Build an Airtable Base to Store Scraped Data
Airtable will store your scraped data, keeping it easy to access if you want to add more to your workflow.
Log into Airtable and create a new base. Create fields for each element you’re scraping. We will use the following:
- Full URL (as formula:
Your full table will look something like this:
❗ Note : The full URL field is included simply because the link scraped from Bannerbear is only the file path and does not include the domain. The concatenate formula combines the two.
We will use Zapier to populate the table with scraped data in the next step.
Set up a Zap to Save Scraped Data
Now, we’ll set up a short, two-step zap that triggers when a run is completed in Browserbear and sends the output to Airtable.

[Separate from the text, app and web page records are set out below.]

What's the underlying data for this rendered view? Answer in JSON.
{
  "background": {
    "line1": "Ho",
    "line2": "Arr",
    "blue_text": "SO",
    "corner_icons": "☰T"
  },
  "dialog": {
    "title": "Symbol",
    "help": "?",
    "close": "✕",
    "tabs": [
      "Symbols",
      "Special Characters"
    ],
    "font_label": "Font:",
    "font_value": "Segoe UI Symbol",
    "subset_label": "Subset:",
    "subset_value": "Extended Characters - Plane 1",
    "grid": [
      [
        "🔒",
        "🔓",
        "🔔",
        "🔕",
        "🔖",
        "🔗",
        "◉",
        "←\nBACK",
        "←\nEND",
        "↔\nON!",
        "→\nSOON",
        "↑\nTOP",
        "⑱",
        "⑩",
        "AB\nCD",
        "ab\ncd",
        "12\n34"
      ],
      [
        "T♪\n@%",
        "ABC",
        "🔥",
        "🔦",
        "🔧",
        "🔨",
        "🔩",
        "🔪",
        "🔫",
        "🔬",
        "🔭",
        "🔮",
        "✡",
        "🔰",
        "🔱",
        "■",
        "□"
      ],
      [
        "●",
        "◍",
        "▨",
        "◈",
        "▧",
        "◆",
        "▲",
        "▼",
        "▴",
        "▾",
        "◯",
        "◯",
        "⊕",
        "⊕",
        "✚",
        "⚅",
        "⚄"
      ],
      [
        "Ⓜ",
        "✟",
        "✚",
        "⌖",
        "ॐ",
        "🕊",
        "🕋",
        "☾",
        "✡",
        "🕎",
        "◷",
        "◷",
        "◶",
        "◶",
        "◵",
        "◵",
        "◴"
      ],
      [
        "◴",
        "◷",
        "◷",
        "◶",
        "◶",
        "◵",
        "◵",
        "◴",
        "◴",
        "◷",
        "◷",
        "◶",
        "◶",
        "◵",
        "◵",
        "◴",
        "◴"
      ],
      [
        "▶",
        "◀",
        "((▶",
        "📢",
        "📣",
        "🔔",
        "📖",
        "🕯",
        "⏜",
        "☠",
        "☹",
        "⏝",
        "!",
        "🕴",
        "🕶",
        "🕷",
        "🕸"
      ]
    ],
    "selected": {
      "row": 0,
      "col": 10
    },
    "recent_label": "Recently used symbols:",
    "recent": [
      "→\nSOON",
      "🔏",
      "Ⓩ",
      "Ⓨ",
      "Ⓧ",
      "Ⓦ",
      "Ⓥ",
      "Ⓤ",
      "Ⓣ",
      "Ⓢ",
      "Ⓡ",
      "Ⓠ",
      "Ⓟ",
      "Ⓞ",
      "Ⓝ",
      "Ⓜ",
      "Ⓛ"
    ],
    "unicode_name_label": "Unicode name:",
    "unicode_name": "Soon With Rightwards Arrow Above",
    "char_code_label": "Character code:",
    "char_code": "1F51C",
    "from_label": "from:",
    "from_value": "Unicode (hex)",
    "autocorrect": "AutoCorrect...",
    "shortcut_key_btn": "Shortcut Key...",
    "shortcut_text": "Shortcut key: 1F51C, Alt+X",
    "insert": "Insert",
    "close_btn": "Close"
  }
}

Log into your Zapier account, click + Create Zap , then set up the following events:
Trigger: Run Finished in Browserbear
Choose Browserbear as the app and Run Finished as the event. You’ll need to connect your Browserbear account using your API key.
Set up the action by selecting the right task.
Test the trigger to make sure Zapier is able to find a completed run.
Action: Create Records (With Line Item Support) in Airtable
Choose Airtable as the app and Create Records (With Line Item Support) as the event. If you haven’t connected your account yet, do so using the API key found on your Account page.
Set up the action by choosing the right base and table, then mapping all of the scraped elements to their corresponding Airtable fields.
❗ Note : A maximum of 10 records can be created per request. If you need more, you may need to split your data up into batches and set up separate requests.
Test the action to make sure your data auto-populates the table. Your result should look something like this:
And there you have it—scraped data automatically sent to Airtable!
Bear Tip 🐻: You will need a separate automation that triggers the task run as frequently as needed. Consider setting up a different zap to schedule it on a recurring basis or in response to a certain event.
Automate Scraping Workflows
Automation relies on consistency and minimal manual input, so finding a way to automatically send properly formatted data across programs is crucial. But because there are so many nocode tools available today, you’ll never be short of creative ways to solve problems.
Want to learn more about saving scraped structured data? Check out these articles:
👉🏽 How to Automatically Scrape Website Data and Save to Notion (No Code)
👉🏽 How to Automatically Scrape Structured Data and Save to Google Sheets
And learn more about scraping with Browserbear here:
👉🏽 How to Scrape Data from a Website Using Browserbear (Part 1)
👉🏽 How to Scrape Data from a Website Using Browserbear (Part 2)